However, she continues to watch for any upcoming project that the fragrance may fit with. The success in the blue sky program is exemplified by fragrances such as Yann Vasnier’s Fabulosity, and an upcoming Celine Dion launch in the spring of 2009. “That’s how I work,” says Sutcliffe, “good olfactive memory and attention for significant fragrances.” The scents engraved in Sutcliffe’s mind stretch well beyond 2005, to her childhood on an Arkansas farm: warm goat’s milk, manure, hay, the wet earth of the forest floor, carrots freshly plucked from the ground, her father’s Old Spice. “I never appreciated the smells until I got into the business,” she says. “I still go back to them, and when I smell with perfumers I pick up those particular notes sometimes and I’ll say to the perfumer, ‘Wow, that smells like tomatoes, that particular smell when you pick them off the stalk.’”

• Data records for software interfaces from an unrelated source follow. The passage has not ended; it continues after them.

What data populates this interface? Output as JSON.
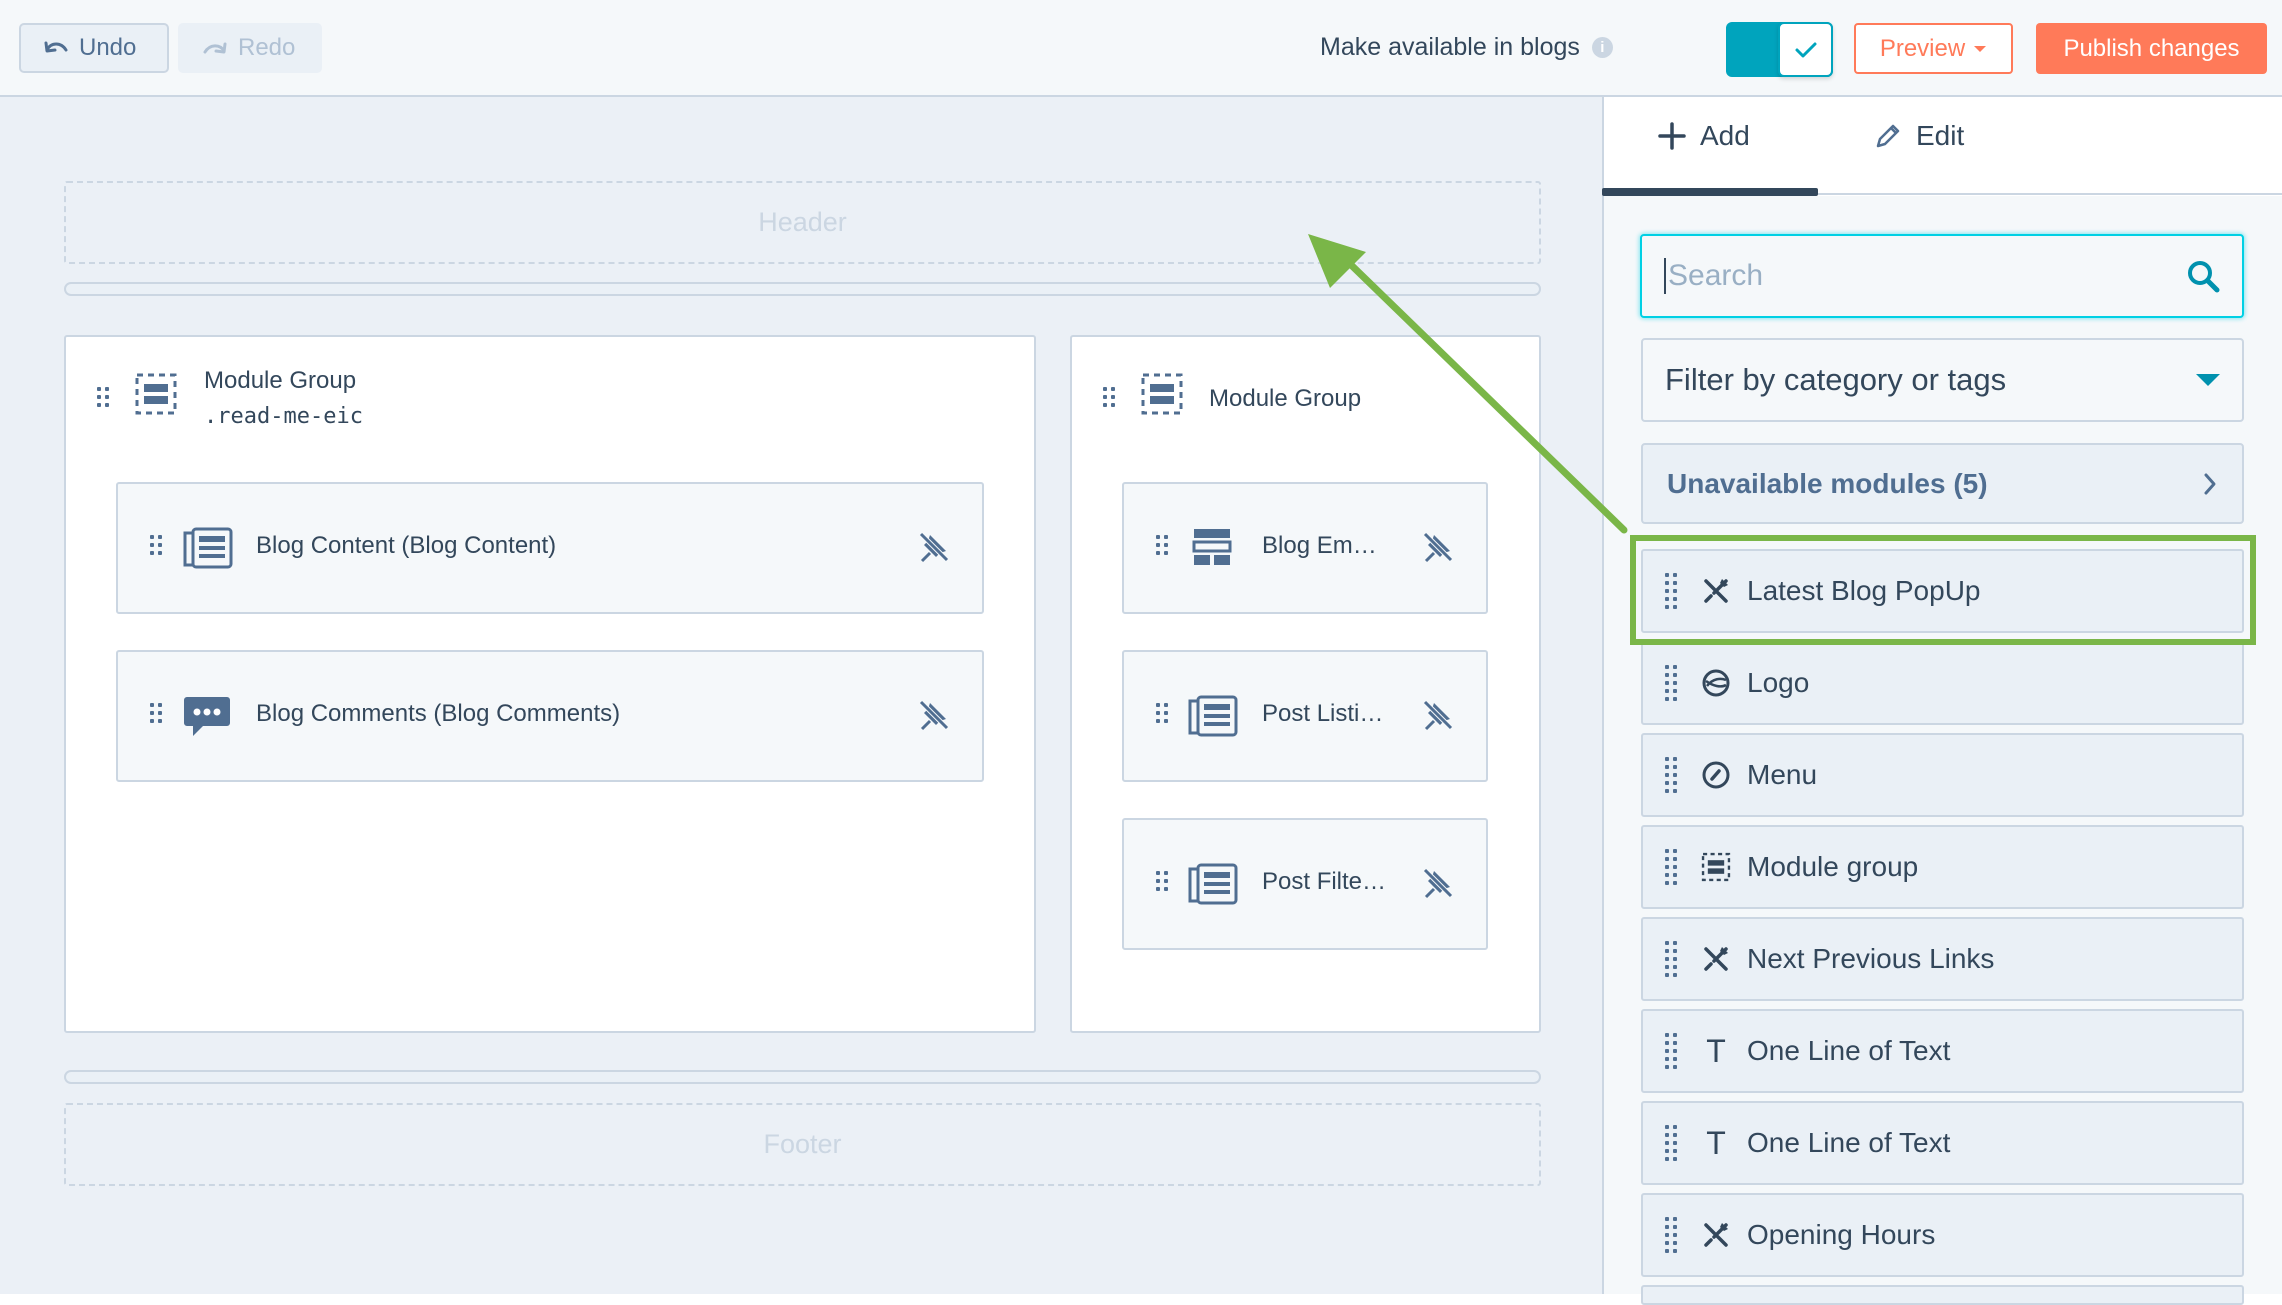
{
  "toolbar": {
    "undo_label": "Undo",
    "redo_label": "Redo",
    "make_available_label": "Make available in blogs",
    "info_glyph": "i",
    "preview_label": "Preview",
    "publish_label": "Publish changes",
    "toggle_on": true
  },
  "canvas": {
    "header_label": "Header",
    "footer_label": "Footer",
    "groups": [
      {
        "title": "Module Group",
        "class_name": ".read-me-eic",
        "modules": [
          {
            "label": "Blog Content (Blog Content)",
            "icon": "blog-content-icon"
          },
          {
            "label": "Blog Comments (Blog Comments)",
            "icon": "comments-icon"
          }
        ]
      },
      {
        "title": "Module Group",
        "modules": [
          {
            "label": "Blog Em…",
            "icon": "blog-email-icon"
          },
          {
            "label": "Post Listi…",
            "icon": "blog-content-icon"
          },
          {
            "label": "Post Filte…",
            "icon": "blog-content-icon"
          }
        ]
      }
    ]
  },
  "panel": {
    "tabs": [
      {
        "label": "Add",
        "icon": "plus-icon",
        "active": true
      },
      {
        "label": "Edit",
        "icon": "pencil-icon",
        "active": false
      }
    ],
    "search_placeholder": "Search",
    "filter_label": "Filter by category or tags",
    "unavailable_label": "Unavailable modules (5)",
    "modules": [
      {
        "label": "Latest Blog PopUp",
        "icon": "tools-icon",
        "highlighted": true
      },
      {
        "label": "Logo",
        "icon": "logo-icon"
      },
      {
        "label": "Menu",
        "icon": "compass-icon"
      },
      {
        "label": "Module group",
        "icon": "module-group-icon"
      },
      {
        "label": "Next Previous Links",
        "icon": "tools-icon"
      },
      {
        "label": "One Line of Text",
        "icon": "text-icon",
        "glyph": "T"
      },
      {
        "label": "One Line of Text",
        "icon": "text-icon",
        "glyph": "T"
      },
      {
        "label": "Opening Hours",
        "icon": "tools-icon"
      }
    ]
  },
  "colors": {
    "accent_orange": "#ff7a59",
    "toggle_teal": "#00a4bd",
    "annotation_green": "#7ab648"
  }
}
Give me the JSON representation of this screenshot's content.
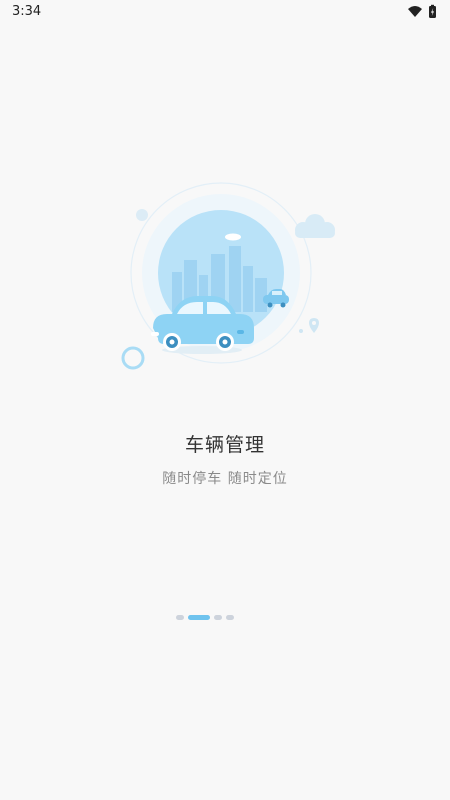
{
  "status_bar": {
    "time": "3:34",
    "icons": [
      "wifi-icon",
      "battery-icon"
    ]
  },
  "onboarding": {
    "title": "车辆管理",
    "subtitle": "随时停车 随时定位"
  },
  "pager": {
    "page_count": 4,
    "active_index": 1
  },
  "colors": {
    "background": "#f8f8f8",
    "accent": "#6fc3ee",
    "car": "#8ed3f4",
    "title": "#333333",
    "subtitle": "#8a8a8a",
    "dot_inactive": "#cdd3dc"
  }
}
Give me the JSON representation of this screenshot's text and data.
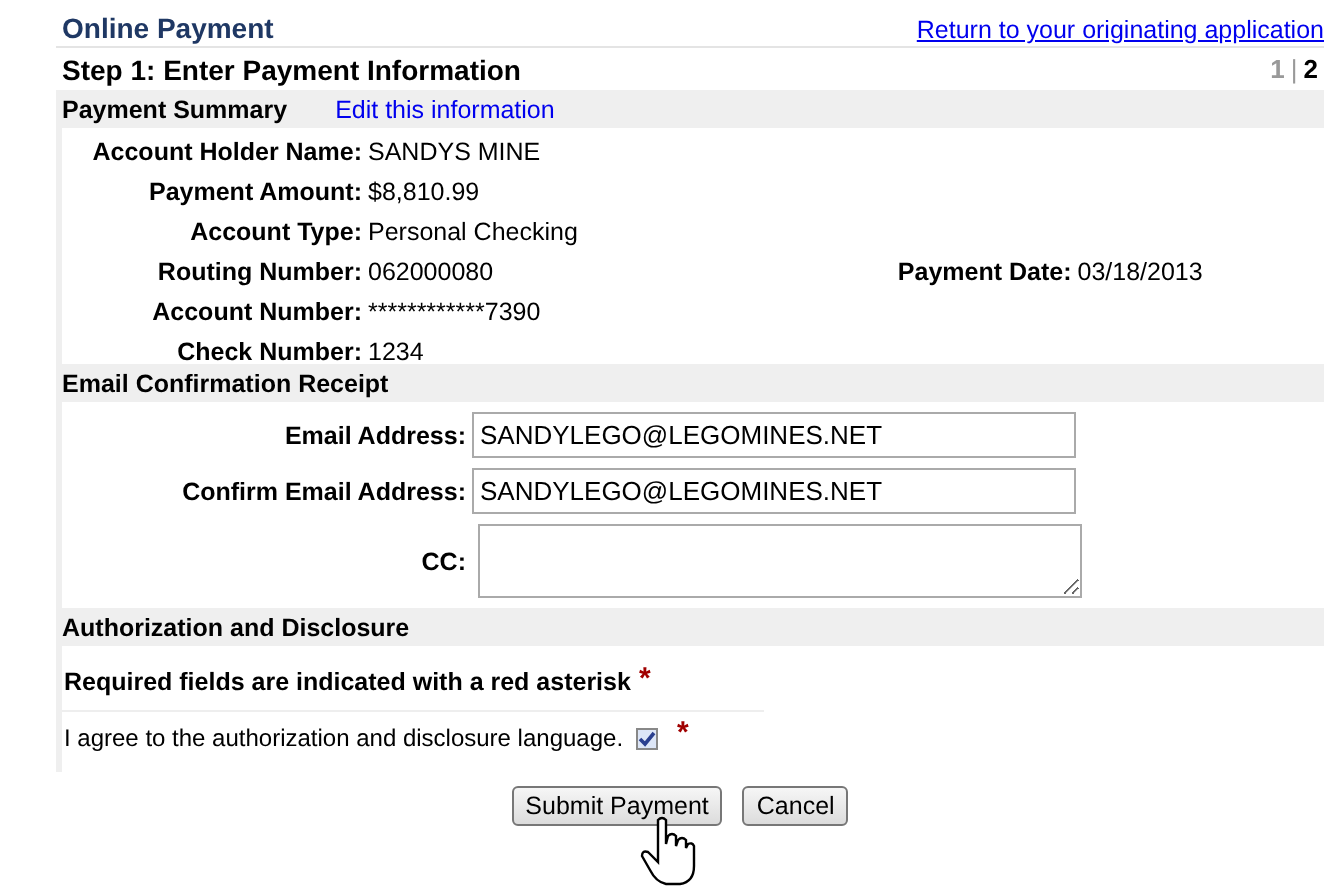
{
  "header": {
    "title": "Online Payment",
    "return_link": "Return to your originating application"
  },
  "step": {
    "title": "Step 1: Enter Payment Information",
    "steps": [
      {
        "label": "1",
        "selected": false
      },
      {
        "label": "2",
        "selected": true
      }
    ],
    "separator": "|"
  },
  "payment_summary": {
    "title": "Payment Summary",
    "edit_link": "Edit this information",
    "fields": [
      {
        "label": "Account Holder Name:",
        "value": "SANDYS MINE"
      },
      {
        "label": "Payment Amount:",
        "value": "$8,810.99"
      },
      {
        "label": "Account Type:",
        "value": "Personal Checking"
      },
      {
        "label": "Routing Number:",
        "value": "062000080"
      },
      {
        "label": "Account Number:",
        "value": "************7390"
      },
      {
        "label": "Check Number:",
        "value": "1234"
      }
    ],
    "side_field": {
      "label": "Payment Date:",
      "value": "03/18/2013"
    }
  },
  "email_receipt": {
    "title": "Email Confirmation Receipt",
    "fields": [
      {
        "kind": "input",
        "label": "Email Address:",
        "value": "SANDYLEGO@LEGOMINES.NET"
      },
      {
        "kind": "input",
        "label": "Confirm Email Address:",
        "value": "SANDYLEGO@LEGOMINES.NET"
      },
      {
        "kind": "textarea",
        "label": "CC:"
      }
    ]
  },
  "authorization": {
    "title": "Authorization and Disclosure",
    "required_note": "Required fields are indicated with a red asterisk",
    "required_mark": "*",
    "agree_label": "I agree to the authorization and disclosure language.",
    "agree_checked": true,
    "agree_mark": "*"
  },
  "buttons": [
    "Submit Payment",
    "Cancel"
  ]
}
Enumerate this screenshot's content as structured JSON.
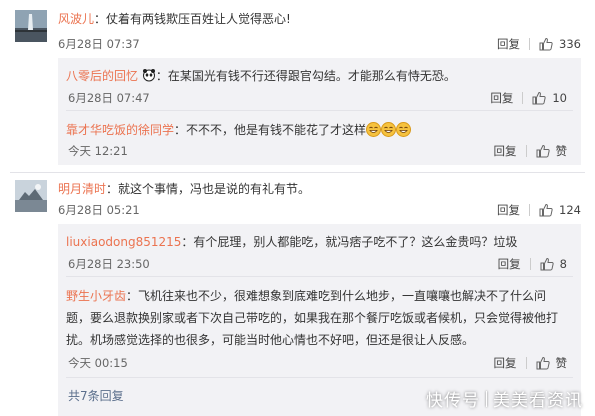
{
  "comments": [
    {
      "user": "风波儿",
      "text": "仗着有两钱欺压百姓让人觉得恶心!",
      "time": "6月28日 07:37",
      "reply_label": "回复",
      "likes": "336",
      "replies": [
        {
          "user": "八零后的回忆",
          "badge": "🐼",
          "text": "在某国光有钱不行还得跟官勾结。才能那么有恃无恐。",
          "time": "6月28日 07:47",
          "reply_label": "回复",
          "likes": "10"
        },
        {
          "user": "靠才华吃饭的徐同学",
          "text": "不不不，他是有钱不能花了才这样",
          "emoji_count": 3,
          "time": "今天 12:21",
          "reply_label": "回复",
          "likes": "赞"
        }
      ]
    },
    {
      "user": "明月清时",
      "text": "就这个事情，冯也是说的有礼有节。",
      "time": "6月28日 05:21",
      "reply_label": "回复",
      "likes": "124",
      "replies": [
        {
          "user": "liuxiaodong851215",
          "text": "有个屁理，别人都能吃，就冯痞子吃不了？这么金贵吗？垃圾",
          "time": "6月28日 23:50",
          "reply_label": "回复",
          "likes": "8"
        },
        {
          "user": "野生小牙齿",
          "text_lines": [
            "飞机往来也不少，很难想象到底难吃到什么地步，一直嚷嚷也解决不了什么问",
            "题，要么退款换别家或者下次自己带吃的，如果我在那个餐厅吃饭或者候机，只会觉得被他打",
            "扰。机场感觉选择的也很多，可能当时他心情也不好吧，但还是很让人反感。"
          ],
          "time": "今天 00:15",
          "reply_label": "回复",
          "likes": "赞"
        }
      ],
      "more_replies": "共7条回复"
    }
  ],
  "watermark": {
    "left": "快传号",
    "right": "美美看资讯"
  },
  "colors": {
    "username": "#eb7350",
    "reply_bg": "#f2f2f5",
    "divider": "#e3e3e8"
  }
}
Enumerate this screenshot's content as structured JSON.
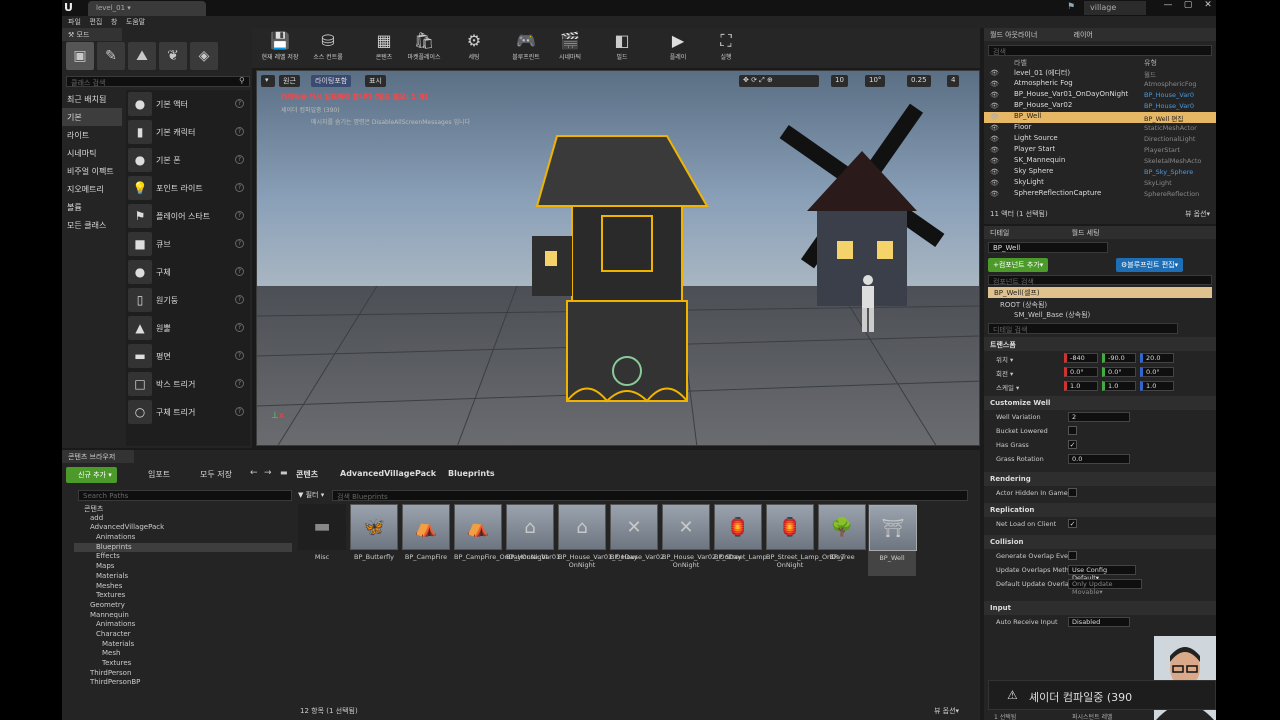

This is only an excerpt of the full article that appeared in P&F Magazine. The full content is not currently available online.